* [Exercise brief]
Copy out the records again. Change nothing.
---------------
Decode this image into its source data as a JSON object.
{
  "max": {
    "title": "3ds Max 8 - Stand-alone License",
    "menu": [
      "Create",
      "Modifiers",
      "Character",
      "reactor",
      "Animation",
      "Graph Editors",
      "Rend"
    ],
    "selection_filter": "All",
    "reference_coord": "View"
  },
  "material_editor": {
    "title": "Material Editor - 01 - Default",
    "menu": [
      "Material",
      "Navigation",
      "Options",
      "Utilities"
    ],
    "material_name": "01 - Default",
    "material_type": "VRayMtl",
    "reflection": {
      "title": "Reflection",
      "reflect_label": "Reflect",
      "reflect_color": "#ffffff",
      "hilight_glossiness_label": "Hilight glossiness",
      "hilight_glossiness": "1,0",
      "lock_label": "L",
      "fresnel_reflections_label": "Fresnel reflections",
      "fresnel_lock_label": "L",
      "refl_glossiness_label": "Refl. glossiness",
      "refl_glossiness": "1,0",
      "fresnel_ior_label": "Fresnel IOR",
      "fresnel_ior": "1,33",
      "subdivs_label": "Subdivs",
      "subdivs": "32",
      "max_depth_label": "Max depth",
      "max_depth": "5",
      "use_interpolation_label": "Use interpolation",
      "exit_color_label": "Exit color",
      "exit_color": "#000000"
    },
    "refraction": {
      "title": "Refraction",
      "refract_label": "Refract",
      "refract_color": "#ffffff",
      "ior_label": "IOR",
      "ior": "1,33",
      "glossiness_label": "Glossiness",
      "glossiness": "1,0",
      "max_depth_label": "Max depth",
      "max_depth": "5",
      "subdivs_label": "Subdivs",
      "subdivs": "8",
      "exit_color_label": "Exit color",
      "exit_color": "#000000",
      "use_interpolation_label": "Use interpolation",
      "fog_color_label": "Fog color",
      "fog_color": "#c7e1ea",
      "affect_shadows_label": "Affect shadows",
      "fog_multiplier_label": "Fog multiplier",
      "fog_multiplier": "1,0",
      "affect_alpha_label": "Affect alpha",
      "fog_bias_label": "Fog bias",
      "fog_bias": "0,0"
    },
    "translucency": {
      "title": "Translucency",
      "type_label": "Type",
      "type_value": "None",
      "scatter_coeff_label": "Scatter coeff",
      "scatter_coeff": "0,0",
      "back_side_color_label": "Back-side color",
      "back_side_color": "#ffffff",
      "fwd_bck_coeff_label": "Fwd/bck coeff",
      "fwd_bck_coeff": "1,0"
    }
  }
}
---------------
* [Response to this exercise]
Decode this image into its source data as a JSON object.
{
  "max": {
    "title": "3ds Max 8 - Stand-alone License",
    "menu": [
      "Create",
      "Modifiers",
      "Character",
      "reactor",
      "Animation",
      "Graph Editors",
      "Rend"
    ],
    "selection_filter": "All",
    "reference_coord": "View"
  },
  "material_editor": {
    "title": "Material Editor - 01 - Default",
    "menu": [
      "Material",
      "Navigation",
      "Options",
      "Utilities"
    ],
    "material_name": "01 - Default",
    "material_type": "VRayMtl",
    "reflection": {
      "title": "Reflection",
      "reflect_label": "Reflect",
      "reflect_color": "#ffffff",
      "hilight_glossiness_label": "Hilight glossiness",
      "hilight_glossiness": "1,0",
      "lock_label": "L",
      "fresnel_reflections_label": "Fresnel reflections",
      "fresnel_lock_label": "L",
      "refl_glossiness_label": "Refl. glossiness",
      "refl_glossiness": "1,0",
      "fresnel_ior_label": "Fresnel IOR",
      "fresnel_ior": "1,33",
      "subdivs_label": "Subdivs",
      "subdivs": "32",
      "max_depth_label": "Max depth",
      "max_depth": "5",
      "use_interpolation_label": "Use interpolation",
      "exit_color_label": "Exit color",
      "exit_color": "#000000"
    },
    "refraction": {
      "title": "Refraction",
      "refract_label": "Refract",
      "refract_color": "#ffffff",
      "ior_label": "IOR",
      "ior": "1,33",
      "glossiness_label": "Glossiness",
      "glossiness": "1,0",
      "max_depth_label": "Max depth",
      "max_depth": "5",
      "subdivs_label": "Subdivs",
      "subdivs": "8",
      "exit_color_label": "Exit color",
      "exit_color": "#000000",
      "use_interpolation_label": "Use interpolation",
      "fog_color_label": "Fog color",
      "fog_color": "#c7e1ea",
      "affect_shadows_label": "Affect shadows",
      "fog_multiplier_label": "Fog multiplier",
      "fog_multiplier": "1,0",
      "affect_alpha_label": "Affect alpha",
      "fog_bias_label": "Fog bias",
      "fog_bias": "0,0"
    },
    "translucency": {
      "title": "Translucency",
      "type_label": "Type",
      "type_value": "None",
      "scatter_coeff_label": "Scatter coeff",
      "scatter_coeff": "0,0",
      "back_side_color_label": "Back-side color",
      "back_side_color": "#ffffff",
      "fwd_bck_coeff_label": "Fwd/bck coeff",
      "fwd_bck_coeff": "1,0"
    }
  }
}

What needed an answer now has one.